Torontoist already has a documented history on disliking Death of a President (including arguing with a FIPRESCI jury member about it) and we don’t really need to go into it again, so let’s hear what the critics have to say. Eye’s Liz Clayton gives it three stars, but doesn’t seem that enthused; “ultimately doesn’t insinuate anything more creepy and despairing than what turns up in the real news every day”, while NOW’s Cameron Bailey finds it more interesting to talk around the film rather than about it, finally admitting the film is “not paranoid enough to be really interesting”.
We’ll say one nice thing about it. James Urbaniak, the wonderful Dr. Venture from Adult Swim’s Venture Bros. is in it briefly. But that’s all we can think of.
People have a lot nicer things to say about this week’s other film that concerns American national security, Shut Up and Sing, about the aftermath of the Dixie Chicks show in London, where they screamed “Death to America!” before detonating a George Bush piñata full of offal (or something). NOW’s Deirdre Swann calls it “a powerful free-speech polemic and an intimate look at the band’s dynamic”.
Of course, if you’re interested in films about how institutions (and individuals) in authority can go tragically wrong, it looks like you can’t get better this week than Deliver Us from Evil, Amy Berg’s exploration of the case of Father Oliver O’Grady, a child molester simply shifted from parish to parish rather than dealt with. A “laser-like focus and lack of hysteria make it so much more damning than an easy, knee-jerk screed” according to Eye’s Adam Nayman.
Also opening this week is Into Great Silence, about (we believe) non-evil religious types (the Carthusian Order of monks in the Grande Chartreuse), Black Eyed Dog, and Saw III, the latest in the series of idiotic horror films with an unbearably smug bad guy.

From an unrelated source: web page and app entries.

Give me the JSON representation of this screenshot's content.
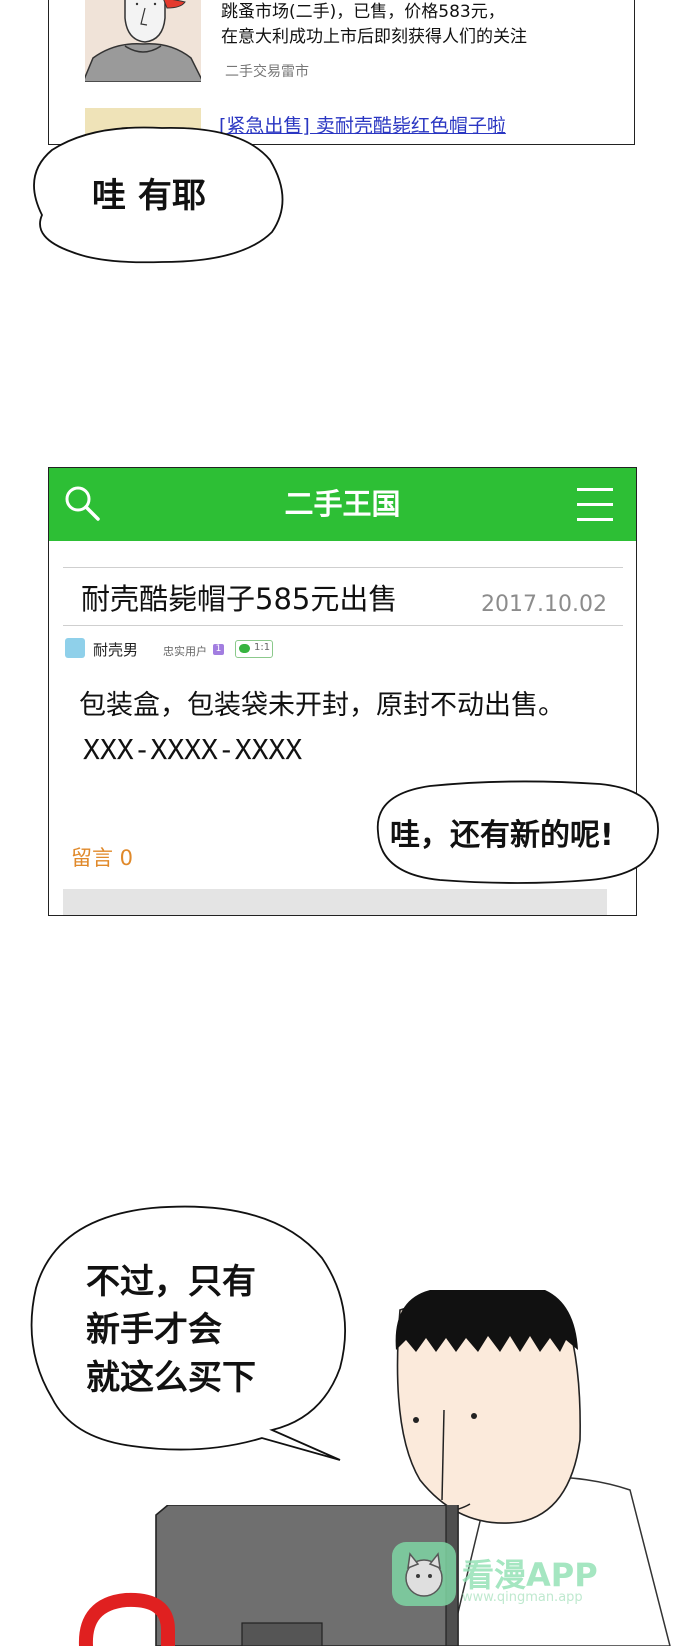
{
  "top_card": {
    "headline_line1": "跳蚤市场(二手)，已售，价格583元，",
    "headline_line2": "在意大利成功上市后即刻获得人们的关注",
    "source": "二手交易雷市",
    "link": "[紧急出售] 卖耐壳酷毙红色帽子啦"
  },
  "bubble_1": {
    "text": "哇 有耶"
  },
  "marketplace": {
    "app_title": "二手王国",
    "post_title": "耐壳酷毙帽子585元出售",
    "post_date": "2017.10.02",
    "user_name": "耐壳男",
    "user_tag": "忠实用户",
    "user_level": "1",
    "chat_badge": "1:1",
    "body_line1": "包装盒，包装袋未开封，原封不动出售。",
    "body_line2": "XXX-XXXX-XXXX",
    "comment_label": "留言 0"
  },
  "bubble_2": {
    "text": "哇，还有新的呢!"
  },
  "bubble_3": {
    "line1": "不过，只有",
    "line2": "新手才会",
    "line3": "就这么买下"
  },
  "watermark": {
    "text": "看漫APP",
    "url": "www.qingman.app"
  },
  "colors": {
    "market_green": "#2dbf35",
    "link_blue": "#2a36c2",
    "comment_orange": "#e0892a",
    "skin": "#fbeadb",
    "monitor_gray": "#6f6f6f",
    "accent_red": "#e02020"
  }
}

Please let Torontoist know in which film he’s going to get is comeuppance, so we can go and see that one.
Cinematheque Ontario’s fall season continues with The Cinema of Intelligence, a retrospective of the cinema of “Isabella’s dad” Roberto Rossellini, given some nice (if short) coverage by John Harkness at NOW, but we’d pick out the Jacques Tati comedy Playtime (tomorrow at 2pm) as our pick of the week; a perfect Saturday matinee.
The glut of film festivals continues, of course. We’ll talk about the Planet in Focus film festival next week, but this weekend is the Fantasy Worldwide Film Festival (at the Innis Town Hall) which includes Gamerz, “An off-beat comedy with a love triangle set in the fantasy role-playing society of Glasgow University” and Japanese Kaiju flick Negadon: The Monster from Mars. Competing with that is the Reel Awareness Film Festival, from Amnesty International at the NFB, opening tonight with A Child’s Century Of War at 7 pm, and the opening night host is George Stroumbo! Swoon! (We like the sound of Sunday’s Darfur Diaries, at 11am).
The Arcfest and 7a*11d Festival continue also.